Some who were part of the Dumbells (or other concert parties) returned to active duty and died overseas. Those who survived the war, however, continued to perform for the following decade. The Dumbells were hugely popular in Canada upon their return, and played London (Ontario), London (England), Brussels, and Broadway. They completed 12 cross-Canada tours, and made some of the earliest Canadian recordings for His Majesty’s Voice.

The same week we were introduced to the Dumbells’ story, however, we came across another piece of WWI history. We happened upon A Nerd’s World, a new gallery/camera sanctuary/design studio on Bathurst Street. (How can you not enter a place called A Nerd’s World?) On the counter, they had an original French WWI Verascope stereo camera and slides.

Soldiers in the trenches. (photo: Chris and Grace Hughes)
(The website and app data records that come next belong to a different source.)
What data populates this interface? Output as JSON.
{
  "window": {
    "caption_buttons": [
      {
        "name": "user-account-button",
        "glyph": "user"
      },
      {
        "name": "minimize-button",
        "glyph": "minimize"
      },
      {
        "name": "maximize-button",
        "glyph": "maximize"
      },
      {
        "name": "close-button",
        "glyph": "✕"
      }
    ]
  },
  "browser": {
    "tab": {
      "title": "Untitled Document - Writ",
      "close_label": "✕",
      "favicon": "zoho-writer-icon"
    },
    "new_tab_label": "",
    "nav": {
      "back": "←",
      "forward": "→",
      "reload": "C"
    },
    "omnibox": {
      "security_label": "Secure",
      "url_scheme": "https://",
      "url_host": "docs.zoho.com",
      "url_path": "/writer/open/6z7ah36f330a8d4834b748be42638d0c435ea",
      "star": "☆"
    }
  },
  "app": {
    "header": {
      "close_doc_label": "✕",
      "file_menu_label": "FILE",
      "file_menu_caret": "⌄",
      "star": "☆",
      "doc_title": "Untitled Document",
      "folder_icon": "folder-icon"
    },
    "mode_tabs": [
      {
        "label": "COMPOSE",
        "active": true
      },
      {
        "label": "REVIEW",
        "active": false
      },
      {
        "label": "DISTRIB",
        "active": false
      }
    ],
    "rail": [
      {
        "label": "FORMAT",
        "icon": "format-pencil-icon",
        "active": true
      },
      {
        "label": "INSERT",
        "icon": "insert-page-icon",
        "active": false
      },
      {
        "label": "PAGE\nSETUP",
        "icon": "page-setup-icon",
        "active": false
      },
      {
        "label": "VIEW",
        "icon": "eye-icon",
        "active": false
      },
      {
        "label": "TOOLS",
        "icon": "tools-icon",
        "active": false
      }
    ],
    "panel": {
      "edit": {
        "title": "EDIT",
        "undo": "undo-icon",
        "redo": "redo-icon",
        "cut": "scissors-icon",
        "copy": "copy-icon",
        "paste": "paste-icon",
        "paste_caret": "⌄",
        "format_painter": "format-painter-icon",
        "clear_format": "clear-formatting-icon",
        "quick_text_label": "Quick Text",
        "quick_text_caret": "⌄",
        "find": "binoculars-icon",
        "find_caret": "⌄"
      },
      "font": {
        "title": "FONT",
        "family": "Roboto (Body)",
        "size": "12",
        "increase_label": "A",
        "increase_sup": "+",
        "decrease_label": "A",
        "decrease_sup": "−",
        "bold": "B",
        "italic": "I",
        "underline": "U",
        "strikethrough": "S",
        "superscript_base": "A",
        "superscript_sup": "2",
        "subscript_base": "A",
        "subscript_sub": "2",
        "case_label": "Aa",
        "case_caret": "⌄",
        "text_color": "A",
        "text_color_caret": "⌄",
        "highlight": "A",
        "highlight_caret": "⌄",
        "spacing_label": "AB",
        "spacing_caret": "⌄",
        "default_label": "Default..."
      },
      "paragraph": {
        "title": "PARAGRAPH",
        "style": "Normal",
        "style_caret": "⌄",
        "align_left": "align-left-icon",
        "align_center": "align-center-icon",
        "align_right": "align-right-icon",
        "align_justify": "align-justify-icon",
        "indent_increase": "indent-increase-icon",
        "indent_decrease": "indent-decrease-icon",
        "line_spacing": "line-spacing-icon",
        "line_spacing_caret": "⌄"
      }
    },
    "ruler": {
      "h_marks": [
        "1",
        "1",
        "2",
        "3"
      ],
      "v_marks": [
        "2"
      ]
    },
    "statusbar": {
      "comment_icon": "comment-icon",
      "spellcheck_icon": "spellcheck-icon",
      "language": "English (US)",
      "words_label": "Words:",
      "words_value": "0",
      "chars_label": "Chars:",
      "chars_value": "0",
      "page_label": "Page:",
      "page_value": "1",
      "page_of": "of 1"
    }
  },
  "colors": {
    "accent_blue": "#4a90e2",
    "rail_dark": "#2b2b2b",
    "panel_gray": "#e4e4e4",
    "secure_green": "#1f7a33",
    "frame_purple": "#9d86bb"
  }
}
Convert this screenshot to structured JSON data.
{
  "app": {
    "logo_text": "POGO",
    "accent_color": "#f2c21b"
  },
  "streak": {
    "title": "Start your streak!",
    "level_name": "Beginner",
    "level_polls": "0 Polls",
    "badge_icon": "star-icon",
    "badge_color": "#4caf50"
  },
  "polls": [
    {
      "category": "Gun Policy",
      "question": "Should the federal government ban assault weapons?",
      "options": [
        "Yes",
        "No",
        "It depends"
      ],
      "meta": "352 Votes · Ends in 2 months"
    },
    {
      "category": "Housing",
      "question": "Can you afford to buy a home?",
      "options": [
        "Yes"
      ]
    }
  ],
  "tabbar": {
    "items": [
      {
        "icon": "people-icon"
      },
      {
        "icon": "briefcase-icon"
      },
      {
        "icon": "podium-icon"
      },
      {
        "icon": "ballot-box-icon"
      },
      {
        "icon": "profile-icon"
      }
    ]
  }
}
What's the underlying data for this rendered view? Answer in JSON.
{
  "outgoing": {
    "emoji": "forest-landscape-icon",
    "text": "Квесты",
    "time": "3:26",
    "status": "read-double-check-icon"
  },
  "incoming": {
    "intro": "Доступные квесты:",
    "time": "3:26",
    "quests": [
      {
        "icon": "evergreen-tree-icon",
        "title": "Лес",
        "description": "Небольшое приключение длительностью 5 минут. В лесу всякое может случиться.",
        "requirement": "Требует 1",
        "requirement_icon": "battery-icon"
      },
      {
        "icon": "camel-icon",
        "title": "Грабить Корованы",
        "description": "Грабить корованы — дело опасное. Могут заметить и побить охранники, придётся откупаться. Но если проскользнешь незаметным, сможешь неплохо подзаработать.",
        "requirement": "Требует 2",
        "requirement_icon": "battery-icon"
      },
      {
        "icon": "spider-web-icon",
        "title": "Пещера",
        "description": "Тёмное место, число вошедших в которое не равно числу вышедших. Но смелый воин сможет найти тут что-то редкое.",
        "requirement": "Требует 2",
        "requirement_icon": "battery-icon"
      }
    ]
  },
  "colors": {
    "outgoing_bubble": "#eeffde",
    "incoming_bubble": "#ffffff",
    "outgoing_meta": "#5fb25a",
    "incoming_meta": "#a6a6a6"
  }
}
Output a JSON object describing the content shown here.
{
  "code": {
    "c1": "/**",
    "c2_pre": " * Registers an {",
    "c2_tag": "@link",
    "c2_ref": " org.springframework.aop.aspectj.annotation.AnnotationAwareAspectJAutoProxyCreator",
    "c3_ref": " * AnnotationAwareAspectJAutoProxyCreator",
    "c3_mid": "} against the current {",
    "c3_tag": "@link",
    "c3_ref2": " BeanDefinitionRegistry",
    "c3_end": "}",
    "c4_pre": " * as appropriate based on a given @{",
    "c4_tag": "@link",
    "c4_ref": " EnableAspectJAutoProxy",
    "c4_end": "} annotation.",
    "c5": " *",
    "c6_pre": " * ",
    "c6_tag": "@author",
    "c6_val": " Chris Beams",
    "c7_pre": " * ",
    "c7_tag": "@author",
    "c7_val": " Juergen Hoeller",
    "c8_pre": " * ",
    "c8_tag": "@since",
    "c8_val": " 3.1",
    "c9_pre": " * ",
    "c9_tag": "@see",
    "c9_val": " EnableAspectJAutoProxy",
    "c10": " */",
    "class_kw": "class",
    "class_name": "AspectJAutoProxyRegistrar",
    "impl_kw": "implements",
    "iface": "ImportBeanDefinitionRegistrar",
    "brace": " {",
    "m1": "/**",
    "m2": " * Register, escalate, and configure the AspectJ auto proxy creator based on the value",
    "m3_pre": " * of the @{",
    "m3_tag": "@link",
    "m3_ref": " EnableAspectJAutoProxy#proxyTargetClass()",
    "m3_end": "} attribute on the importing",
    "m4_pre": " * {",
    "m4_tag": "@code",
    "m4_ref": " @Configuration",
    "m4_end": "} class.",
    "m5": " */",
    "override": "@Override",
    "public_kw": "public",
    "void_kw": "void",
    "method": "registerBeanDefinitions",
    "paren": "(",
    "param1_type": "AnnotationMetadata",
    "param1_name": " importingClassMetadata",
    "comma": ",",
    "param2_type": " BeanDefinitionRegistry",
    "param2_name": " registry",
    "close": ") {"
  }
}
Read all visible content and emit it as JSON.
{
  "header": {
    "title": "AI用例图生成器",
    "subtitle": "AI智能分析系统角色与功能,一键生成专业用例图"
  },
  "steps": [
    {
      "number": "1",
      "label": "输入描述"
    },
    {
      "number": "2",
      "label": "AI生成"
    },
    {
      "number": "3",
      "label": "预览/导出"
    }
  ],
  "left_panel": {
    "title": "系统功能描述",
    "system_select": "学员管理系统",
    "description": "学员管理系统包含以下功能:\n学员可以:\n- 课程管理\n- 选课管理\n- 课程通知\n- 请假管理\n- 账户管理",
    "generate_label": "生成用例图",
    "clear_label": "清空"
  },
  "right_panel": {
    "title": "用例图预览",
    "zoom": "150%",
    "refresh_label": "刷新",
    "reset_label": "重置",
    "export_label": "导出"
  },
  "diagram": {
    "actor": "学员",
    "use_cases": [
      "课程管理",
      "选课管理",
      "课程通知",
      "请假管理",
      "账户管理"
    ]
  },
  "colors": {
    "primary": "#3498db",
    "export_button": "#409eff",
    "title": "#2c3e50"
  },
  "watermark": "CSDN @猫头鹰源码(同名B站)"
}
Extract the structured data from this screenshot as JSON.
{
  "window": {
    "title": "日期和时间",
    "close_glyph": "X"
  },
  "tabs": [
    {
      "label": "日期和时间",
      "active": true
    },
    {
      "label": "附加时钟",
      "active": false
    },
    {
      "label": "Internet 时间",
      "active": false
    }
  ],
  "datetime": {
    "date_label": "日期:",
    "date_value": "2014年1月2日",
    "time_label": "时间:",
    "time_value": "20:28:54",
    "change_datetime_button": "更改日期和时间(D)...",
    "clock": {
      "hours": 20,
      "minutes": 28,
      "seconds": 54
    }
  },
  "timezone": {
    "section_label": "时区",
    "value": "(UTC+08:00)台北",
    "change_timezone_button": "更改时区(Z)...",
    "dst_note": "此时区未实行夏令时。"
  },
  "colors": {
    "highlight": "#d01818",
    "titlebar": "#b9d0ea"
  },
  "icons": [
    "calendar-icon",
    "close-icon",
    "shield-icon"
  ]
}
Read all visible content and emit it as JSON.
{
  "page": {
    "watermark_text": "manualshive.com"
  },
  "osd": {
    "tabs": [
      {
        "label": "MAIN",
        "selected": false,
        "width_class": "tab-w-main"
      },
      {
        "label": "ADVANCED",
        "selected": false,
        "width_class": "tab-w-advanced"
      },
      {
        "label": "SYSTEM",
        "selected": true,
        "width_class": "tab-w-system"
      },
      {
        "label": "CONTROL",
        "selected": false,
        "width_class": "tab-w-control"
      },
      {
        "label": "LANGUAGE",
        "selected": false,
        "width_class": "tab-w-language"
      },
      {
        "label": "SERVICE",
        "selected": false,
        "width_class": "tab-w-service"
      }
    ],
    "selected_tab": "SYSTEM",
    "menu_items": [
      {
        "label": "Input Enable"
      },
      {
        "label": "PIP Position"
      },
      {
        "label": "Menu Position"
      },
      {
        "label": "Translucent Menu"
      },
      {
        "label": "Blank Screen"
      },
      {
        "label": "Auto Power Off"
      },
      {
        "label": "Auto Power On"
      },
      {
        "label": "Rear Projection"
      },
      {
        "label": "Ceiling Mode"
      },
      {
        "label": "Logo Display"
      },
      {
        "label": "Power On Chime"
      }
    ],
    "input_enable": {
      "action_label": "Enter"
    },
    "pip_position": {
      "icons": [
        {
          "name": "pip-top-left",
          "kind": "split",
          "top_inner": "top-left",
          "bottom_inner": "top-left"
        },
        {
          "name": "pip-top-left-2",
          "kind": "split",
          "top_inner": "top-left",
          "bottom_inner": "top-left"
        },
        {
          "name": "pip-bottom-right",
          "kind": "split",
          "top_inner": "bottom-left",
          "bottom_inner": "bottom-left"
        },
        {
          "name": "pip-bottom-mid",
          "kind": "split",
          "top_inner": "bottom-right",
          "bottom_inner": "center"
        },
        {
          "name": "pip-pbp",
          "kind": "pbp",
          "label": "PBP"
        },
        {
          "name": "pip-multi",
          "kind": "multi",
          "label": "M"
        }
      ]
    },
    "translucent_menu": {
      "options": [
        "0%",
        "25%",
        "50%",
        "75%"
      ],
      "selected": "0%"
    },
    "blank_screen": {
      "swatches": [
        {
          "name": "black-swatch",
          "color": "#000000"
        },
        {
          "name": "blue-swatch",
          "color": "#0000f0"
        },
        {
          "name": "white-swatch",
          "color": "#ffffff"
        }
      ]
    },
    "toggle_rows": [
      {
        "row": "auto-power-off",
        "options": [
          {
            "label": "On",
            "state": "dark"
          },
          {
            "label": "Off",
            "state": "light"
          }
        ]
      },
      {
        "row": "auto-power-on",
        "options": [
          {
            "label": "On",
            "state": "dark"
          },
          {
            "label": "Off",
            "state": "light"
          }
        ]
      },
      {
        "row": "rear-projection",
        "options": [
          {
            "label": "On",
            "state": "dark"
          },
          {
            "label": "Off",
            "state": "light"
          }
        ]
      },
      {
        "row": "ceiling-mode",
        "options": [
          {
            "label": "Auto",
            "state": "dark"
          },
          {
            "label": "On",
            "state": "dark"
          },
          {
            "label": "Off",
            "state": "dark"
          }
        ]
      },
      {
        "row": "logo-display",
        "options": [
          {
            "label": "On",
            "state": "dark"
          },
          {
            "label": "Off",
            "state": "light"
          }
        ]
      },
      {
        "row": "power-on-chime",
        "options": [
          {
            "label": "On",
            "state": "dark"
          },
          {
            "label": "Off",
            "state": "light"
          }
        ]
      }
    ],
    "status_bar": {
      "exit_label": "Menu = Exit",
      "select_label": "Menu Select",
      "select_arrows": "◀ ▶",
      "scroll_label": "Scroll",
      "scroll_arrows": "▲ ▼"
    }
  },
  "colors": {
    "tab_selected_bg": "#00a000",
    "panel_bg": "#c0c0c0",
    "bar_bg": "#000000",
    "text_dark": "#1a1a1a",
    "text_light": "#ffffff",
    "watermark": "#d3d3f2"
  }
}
Soldiers in the trenches at Laffaux, along the Chemins-de-Dames, where the French suffered severe losses as part of the Nivelle Offensive. (photo: Chris and Grace Hughes, A Nerd’s World)

The slides were not taken to be art, they were to document the war.  But the stereoscopic images which have survived also bring aspects of WWI to life in a startling way. (Some of the slides have been rendered in 3D online here.) Like much documentary and journalistic photography, there is a sense of composition and timing to the slides. To photographers Chris and Grace (co-founders of A Nerd’s World), there was an obvious emotional value to both the slides and the camera used to take them. Their valuation of the images allowed the slides to reach a wider audience, just as Jason Wilson’s evaluation of the Dumbell’s place in Canadian and theatre history has allowed their story to reach a new generation.

It is simplistic to say that art helps people survive, but in the sense that the creation of art is an expression of emotion and an observation of one’s external and internal world, there is some truth to the statement. Creating or experiencing art can sometimes allow us to better understand the emotions or observations we struggle with, or provide distraction, catharsis, morale or comfort. Looking at and listening to art from WWI lets us gain an understanding of what the art originally expressed, creating an immersion of experience we don’t always get from history books.



Welcome to the Together Mixtapes ‘Cruel Summer’ edition



We’re huge music fans here at Together and we often find a lot of inspiration in the artist, the labels and, of course, the design that accompanies the art form.

So we’re launching a (hopefully) bi-weekly Rdio playlist of music that’s inspiring us at the moment. Each playlist will have a theme and will be curated accordingly. You’ll find old, new, famous and some obscure tracks in there, that hopefully will make the mix flow and inspire you as well.

We’ve been having a fairly cool summer this year plagued by heavy rains and cloudy days. Some days the weather teases us with sunshine only to take it away the minute we step outside. This playlist is helping us through it.

Together Mixtapes ‘Cruel Summer’ edition.

*Don’t forget to support the artist you like by buying their music and going to their gigs if they play in your hometown.